Start of Block

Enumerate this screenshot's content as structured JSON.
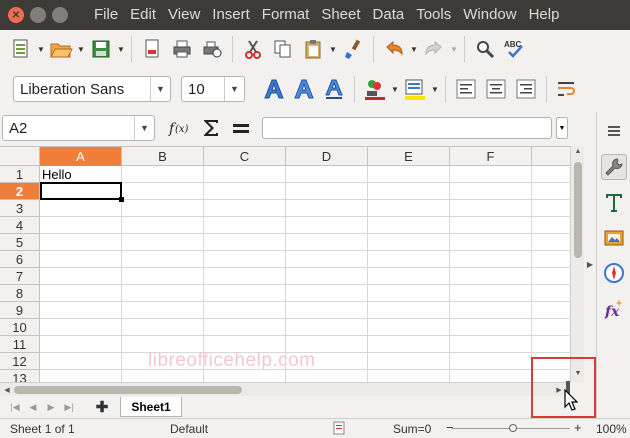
{
  "menu": [
    "File",
    "Edit",
    "View",
    "Insert",
    "Format",
    "Sheet",
    "Data",
    "Tools",
    "Window",
    "Help"
  ],
  "font": {
    "name": "Liberation Sans",
    "size": "10"
  },
  "formula_bar": {
    "name_box": "A2",
    "input": ""
  },
  "columns": [
    "A",
    "B",
    "C",
    "D",
    "E",
    "F"
  ],
  "rows": [
    "1",
    "2",
    "3",
    "4",
    "5",
    "6",
    "7",
    "8",
    "9",
    "10",
    "11",
    "12",
    "13"
  ],
  "selected": {
    "column": "A",
    "row": "2"
  },
  "cells": {
    "A1": "Hello"
  },
  "watermark": "libreofficehelp.com",
  "sheet_tabs": [
    "Sheet1"
  ],
  "status": {
    "sheet": "Sheet 1 of 1",
    "style": "Default",
    "sum": "Sum=0",
    "zoom": "100%"
  },
  "colors": {
    "accent": "#ef7f39",
    "highlight_box": "#d93a3a",
    "titlebar": "#3c3b37"
  }
}
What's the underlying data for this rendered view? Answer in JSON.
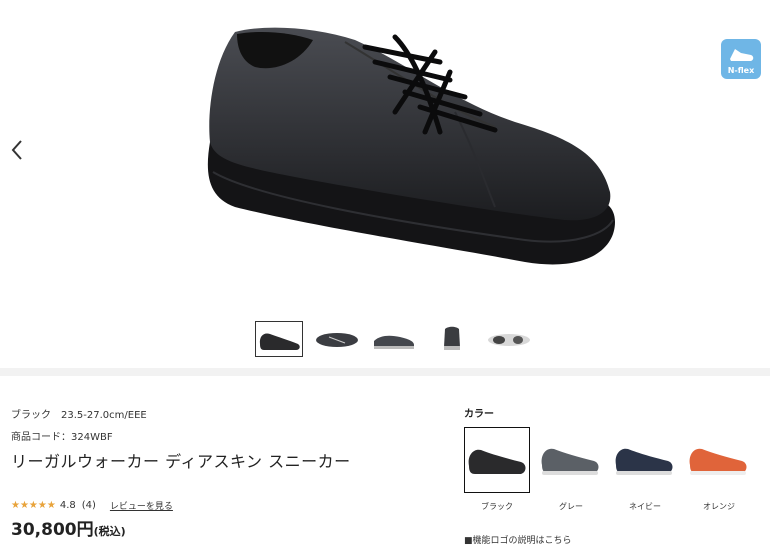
{
  "gallery": {
    "badge": {
      "label": "N-flex",
      "icon": "shoe-flex-icon",
      "color": "#6fb6e6"
    },
    "prev_icon": "chevron-left-icon"
  },
  "product": {
    "color_name": "ブラック",
    "size_range": "23.5-27.0cm/EEE",
    "code_label": "商品コード：",
    "code": "324WBF",
    "title": "リーガルウォーカー ディアスキン スニーカー",
    "stars": "★★★★★",
    "rating": "4.8",
    "review_count": "(4)",
    "review_link": "レビューを見る",
    "price": "30,800円",
    "tax_note": "(税込)"
  },
  "colors": {
    "label": "カラー",
    "options": [
      {
        "name": "ブラック",
        "hex": "#2a2a2c"
      },
      {
        "name": "グレー",
        "hex": "#5b6066"
      },
      {
        "name": "ネイビー",
        "hex": "#2b3448"
      },
      {
        "name": "オレンジ",
        "hex": "#e0643a"
      }
    ],
    "logo_note": "■機能ロゴの説明はこちら"
  }
}
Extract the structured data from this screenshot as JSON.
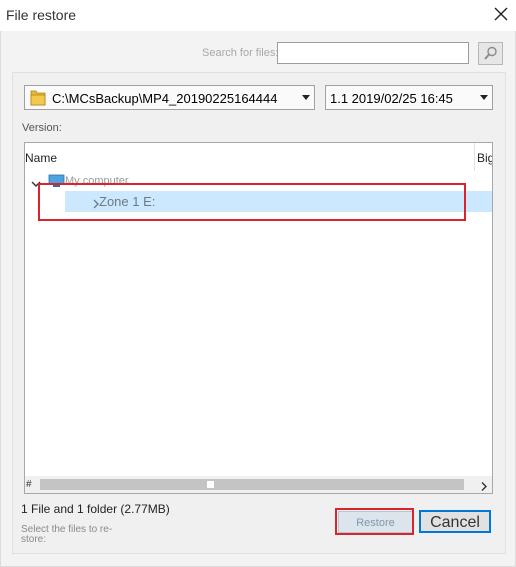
{
  "window": {
    "title": "File restore"
  },
  "search": {
    "label": "Search for files:",
    "placeholder": "",
    "value": ""
  },
  "path_select": {
    "value": "C:\\MCsBackup\\MP4_20190225164444"
  },
  "version_select": {
    "value": "1.1   2019/02/25 16:45"
  },
  "version_label": "Version:",
  "tree": {
    "columns": [
      "Name",
      "Big"
    ],
    "root": {
      "label": "My computer",
      "expanded": true
    },
    "items": [
      {
        "label": "Zone 1 E:",
        "selected": true
      }
    ]
  },
  "scrollbar": {
    "hash_label": "#"
  },
  "summary": "1 File and 1 folder (2.77MB)",
  "hint": "Select the files to re-store:",
  "buttons": {
    "restore": "Restore",
    "cancel": "Cancel"
  },
  "colors": {
    "highlight": "#d9232d",
    "selection": "#cce8ff",
    "focus": "#0078d7"
  }
}
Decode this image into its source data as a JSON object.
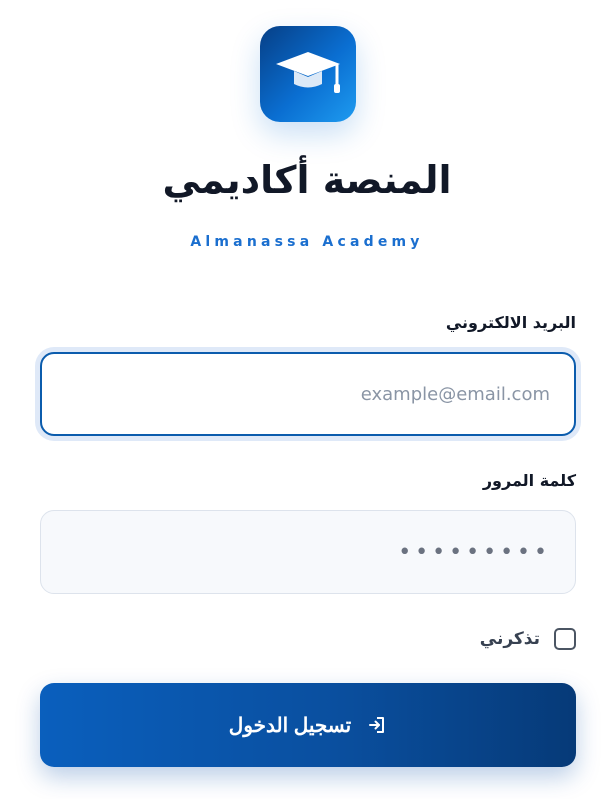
{
  "brand": {
    "title": "المنصة أكاديمي",
    "subtitle": "Almanassa Academy",
    "logo_icon": "graduation-cap-icon",
    "accent": "#0a6ed1"
  },
  "login_form": {
    "email_label": "البريد الالكتروني",
    "email_placeholder": "example@email.com",
    "email_value": "",
    "password_label": "كلمة المرور",
    "password_value": "•••••••••",
    "remember_label": "تذكرني",
    "remember_checked": false,
    "submit_label": "تسجيل الدخول",
    "submit_icon": "sign-in-icon"
  }
}
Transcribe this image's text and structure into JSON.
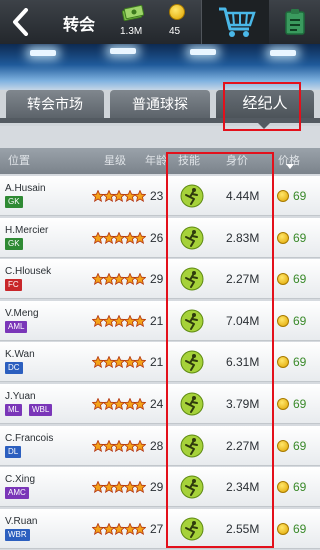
{
  "topbar": {
    "title": "转会",
    "cash": "1.3M",
    "coins": "45"
  },
  "tabs": [
    {
      "label": "转会市场"
    },
    {
      "label": "普通球探"
    },
    {
      "label": "经纪人"
    }
  ],
  "columns": {
    "position": "位置",
    "grade": "星级",
    "age": "年龄",
    "skill": "技能",
    "value": "身价",
    "price": "价格"
  },
  "colors": {
    "GK": "#2f8a34",
    "FC": "#c8262a",
    "AML": "#7a36b8",
    "DC": "#2c5fbf",
    "ML": "#7a36b8",
    "WBL": "#7a36b8",
    "DL": "#2c5fbf",
    "AMC": "#7a36b8",
    "WBR": "#2c5fbf"
  },
  "players": [
    {
      "name": "A.Husain",
      "positions": [
        "GK"
      ],
      "stars": 5,
      "age": "23",
      "value": "4.44M",
      "price": "69"
    },
    {
      "name": "H.Mercier",
      "positions": [
        "GK"
      ],
      "stars": 5,
      "age": "26",
      "value": "2.83M",
      "price": "69"
    },
    {
      "name": "C.Hlousek",
      "positions": [
        "FC"
      ],
      "stars": 5,
      "age": "29",
      "value": "2.27M",
      "price": "69"
    },
    {
      "name": "V.Meng",
      "positions": [
        "AML"
      ],
      "stars": 5,
      "age": "21",
      "value": "7.04M",
      "price": "69"
    },
    {
      "name": "K.Wan",
      "positions": [
        "DC"
      ],
      "stars": 5,
      "age": "21",
      "value": "6.31M",
      "price": "69"
    },
    {
      "name": "J.Yuan",
      "positions": [
        "ML",
        "WBL"
      ],
      "stars": 5,
      "age": "24",
      "value": "3.79M",
      "price": "69"
    },
    {
      "name": "C.Francois",
      "positions": [
        "DL"
      ],
      "stars": 5,
      "age": "28",
      "value": "2.27M",
      "price": "69"
    },
    {
      "name": "C.Xing",
      "positions": [
        "AMC"
      ],
      "stars": 5,
      "age": "29",
      "value": "2.34M",
      "price": "69"
    },
    {
      "name": "V.Ruan",
      "positions": [
        "WBR"
      ],
      "stars": 5,
      "age": "27",
      "value": "2.55M",
      "price": "69"
    }
  ]
}
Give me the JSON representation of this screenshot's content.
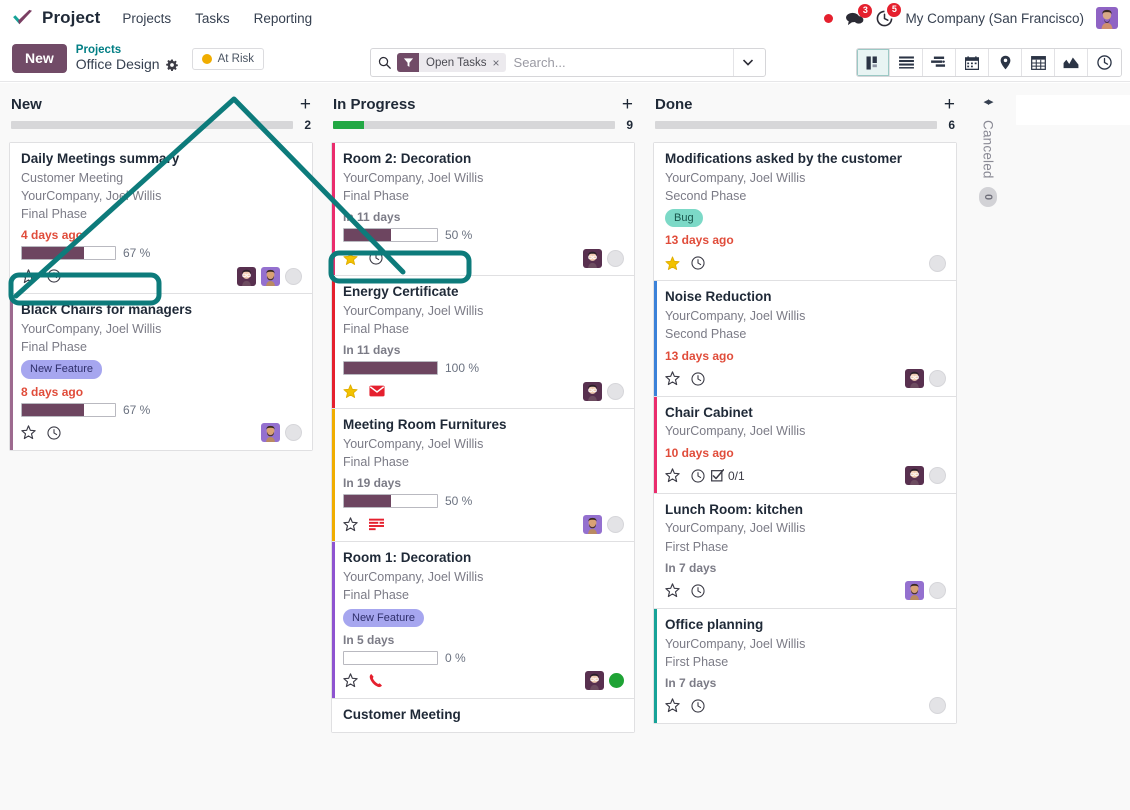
{
  "navbar": {
    "brand": "Project",
    "logo_icon": "check-logo-icon",
    "links": [
      "Projects",
      "Tasks",
      "Reporting"
    ],
    "status_dot_icon": "red-status-dot-icon",
    "messages_icon": "messages-icon",
    "messages_count": "3",
    "activities_icon": "activities-clock-icon",
    "activities_count": "5",
    "company": "My Company (San Francisco)",
    "avatar_icon": "user-avatar"
  },
  "control_panel": {
    "new_label": "New",
    "breadcrumb_parent": "Projects",
    "breadcrumb_current": "Office Design",
    "gear_icon": "gear-icon",
    "risk_label": "At Risk",
    "risk_color": "#f0ad00"
  },
  "search": {
    "icon": "search-icon",
    "facet_icon": "filter-icon",
    "facet_label": "Open Tasks",
    "facet_remove": "×",
    "placeholder": "Search...",
    "caret_icon": "chevron-down-icon"
  },
  "view_switcher": {
    "views": [
      {
        "name": "kanban",
        "icon": "kanban-icon",
        "active": true
      },
      {
        "name": "list",
        "icon": "list-icon",
        "active": false
      },
      {
        "name": "gantt",
        "icon": "gantt-icon",
        "active": false
      },
      {
        "name": "calendar",
        "icon": "calendar-icon",
        "active": false
      },
      {
        "name": "map",
        "icon": "map-pin-icon",
        "active": false
      },
      {
        "name": "pivot",
        "icon": "pivot-table-icon",
        "active": false
      },
      {
        "name": "graph",
        "icon": "graph-icon",
        "active": false
      },
      {
        "name": "activity",
        "icon": "activity-clock-icon",
        "active": false
      }
    ]
  },
  "columns": [
    {
      "title": "New",
      "count": "2",
      "add_icon": "plus-icon",
      "meter_green_pct": 0,
      "cards": [
        {
          "title": "Daily Meetings summary",
          "lines": [
            "Customer Meeting",
            "YourCompany, Joel Willis",
            "Final Phase"
          ],
          "tag": null,
          "date": "4 days ago",
          "date_color": "#e04c3a",
          "progress": "67 %",
          "progress_pct": 67,
          "stripe": null,
          "star": "star-outline-icon",
          "star_active": false,
          "activity_icon": "clock-icon",
          "extra_icon": null,
          "checklist": null,
          "avatars": [
            "avatar-glasses",
            "avatar-beard"
          ],
          "empty_avatar": true,
          "green_dot": false
        },
        {
          "title": "Black Chairs for managers",
          "lines": [
            "YourCompany, Joel Willis",
            "Final Phase"
          ],
          "tag": {
            "label": "New Feature",
            "bg": "#a6a6ef",
            "color": "#2f2f6b"
          },
          "date": "8 days ago",
          "date_color": "#e04c3a",
          "progress": "67 %",
          "progress_pct": 67,
          "stripe": "#9d6a8f",
          "star": "star-outline-icon",
          "star_active": false,
          "activity_icon": "clock-icon",
          "extra_icon": null,
          "checklist": null,
          "avatars": [
            "avatar-beard"
          ],
          "empty_avatar": true,
          "green_dot": false
        }
      ]
    },
    {
      "title": "In Progress",
      "count": "9",
      "add_icon": "plus-icon",
      "meter_green_pct": 11,
      "cards": [
        {
          "title": "Room 2: Decoration",
          "lines": [
            "YourCompany, Joel Willis",
            "Final Phase"
          ],
          "tag": null,
          "date": "In 11 days",
          "date_color": "#7b7b86",
          "progress": "50 %",
          "progress_pct": 50,
          "stripe": "#ea2d6d",
          "star": "star-filled-icon",
          "star_active": true,
          "activity_icon": "clock-icon",
          "extra_icon": null,
          "checklist": null,
          "avatars": [
            "avatar-glasses"
          ],
          "empty_avatar": true,
          "green_dot": false
        },
        {
          "title": "Energy Certificate",
          "lines": [
            "YourCompany, Joel Willis",
            "Final Phase"
          ],
          "tag": null,
          "date": "In 11 days",
          "date_color": "#7b7b86",
          "progress": "100 %",
          "progress_pct": 100,
          "stripe": "#e5202e",
          "star": "star-filled-icon",
          "star_active": true,
          "activity_icon": null,
          "extra_icon": "email-icon",
          "checklist": null,
          "avatars": [
            "avatar-glasses"
          ],
          "empty_avatar": true,
          "green_dot": false
        },
        {
          "title": "Meeting Room Furnitures",
          "lines": [
            "YourCompany, Joel Willis",
            "Final Phase"
          ],
          "tag": null,
          "date": "In 19 days",
          "date_color": "#7b7b86",
          "progress": "50 %",
          "progress_pct": 50,
          "stripe": "#f0ad00",
          "star": "star-outline-icon",
          "star_active": false,
          "activity_icon": null,
          "extra_icon": "todo-list-icon",
          "checklist": null,
          "avatars": [
            "avatar-beard"
          ],
          "empty_avatar": true,
          "green_dot": false
        },
        {
          "title": "Room 1: Decoration",
          "lines": [
            "YourCompany, Joel Willis",
            "Final Phase"
          ],
          "tag": {
            "label": "New Feature",
            "bg": "#a6a6ef",
            "color": "#2f2f6b"
          },
          "date": "In 5 days",
          "date_color": "#7b7b86",
          "progress": "0 %",
          "progress_pct": 0,
          "stripe": "#8e54d0",
          "star": "star-outline-icon",
          "star_active": false,
          "activity_icon": null,
          "extra_icon": "phone-icon",
          "checklist": null,
          "avatars": [
            "avatar-glasses"
          ],
          "empty_avatar": false,
          "green_dot": true
        },
        {
          "title": "Customer Meeting",
          "lines": [],
          "tag": null,
          "date": null,
          "date_color": "#7b7b86",
          "progress": null,
          "progress_pct": 0,
          "stripe": null,
          "star": null,
          "star_active": false,
          "activity_icon": null,
          "extra_icon": null,
          "checklist": null,
          "avatars": [],
          "empty_avatar": false,
          "green_dot": false
        }
      ]
    },
    {
      "title": "Done",
      "count": "6",
      "add_icon": "plus-icon",
      "meter_green_pct": 0,
      "cards": [
        {
          "title": "Modifications asked by the customer",
          "lines": [
            "YourCompany, Joel Willis",
            "Second Phase"
          ],
          "tag": {
            "label": "Bug",
            "bg": "#7cd9c7",
            "color": "#17564c"
          },
          "date": "13 days ago",
          "date_color": "#e04c3a",
          "progress": null,
          "progress_pct": 0,
          "stripe": null,
          "star": "star-filled-icon",
          "star_active": true,
          "activity_icon": "clock-icon",
          "extra_icon": null,
          "checklist": null,
          "avatars": [],
          "empty_avatar": true,
          "green_dot": false
        },
        {
          "title": "Noise Reduction",
          "lines": [
            "YourCompany, Joel Willis",
            "Second Phase"
          ],
          "tag": null,
          "date": "13 days ago",
          "date_color": "#e04c3a",
          "progress": null,
          "progress_pct": 0,
          "stripe": "#3b82d9",
          "star": "star-outline-icon",
          "star_active": false,
          "activity_icon": "clock-icon",
          "extra_icon": null,
          "checklist": null,
          "avatars": [
            "avatar-glasses"
          ],
          "empty_avatar": true,
          "green_dot": false
        },
        {
          "title": "Chair Cabinet",
          "lines": [
            "YourCompany, Joel Willis"
          ],
          "tag": null,
          "date": "10 days ago",
          "date_color": "#e04c3a",
          "progress": null,
          "progress_pct": 0,
          "stripe": "#ea2d6d",
          "star": "star-outline-icon",
          "star_active": false,
          "activity_icon": "clock-icon",
          "extra_icon": null,
          "checklist": "0/1",
          "avatars": [
            "avatar-glasses"
          ],
          "empty_avatar": true,
          "green_dot": false
        },
        {
          "title": "Lunch Room: kitchen",
          "lines": [
            "YourCompany, Joel Willis",
            "First Phase"
          ],
          "tag": null,
          "date": "In 7 days",
          "date_color": "#7b7b86",
          "progress": null,
          "progress_pct": 0,
          "stripe": null,
          "star": "star-outline-icon",
          "star_active": false,
          "activity_icon": "clock-icon",
          "extra_icon": null,
          "checklist": null,
          "avatars": [
            "avatar-beard"
          ],
          "empty_avatar": true,
          "green_dot": false
        },
        {
          "title": "Office planning",
          "lines": [
            "YourCompany, Joel Willis",
            "First Phase"
          ],
          "tag": null,
          "date": "In 7 days",
          "date_color": "#7b7b86",
          "progress": null,
          "progress_pct": 0,
          "stripe": "#17a398",
          "star": "star-outline-icon",
          "star_active": false,
          "activity_icon": "clock-icon",
          "extra_icon": null,
          "checklist": null,
          "avatars": [],
          "empty_avatar": true,
          "green_dot": false
        }
      ]
    }
  ],
  "collapsed_column": {
    "toggle_icon": "expand-collapse-icon",
    "label": "Canceled",
    "count": "0"
  },
  "add_column": {
    "plus_icon": "plus-icon"
  },
  "annotation": {
    "color": "#0d7b7b"
  }
}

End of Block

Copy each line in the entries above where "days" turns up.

- [Reply]:
          "date": "4 days ago",
          "date": "8 days ago",
          "date": "In 11 days",
          "date": "In 11 days",
          "date": "In 19 days",
          "date": "In 5 days",
          "date": "13 days ago",
          "date": "13 days ago",
          "date": "10 days ago",
          "date": "In 7 days",
          "date": "In 7 days",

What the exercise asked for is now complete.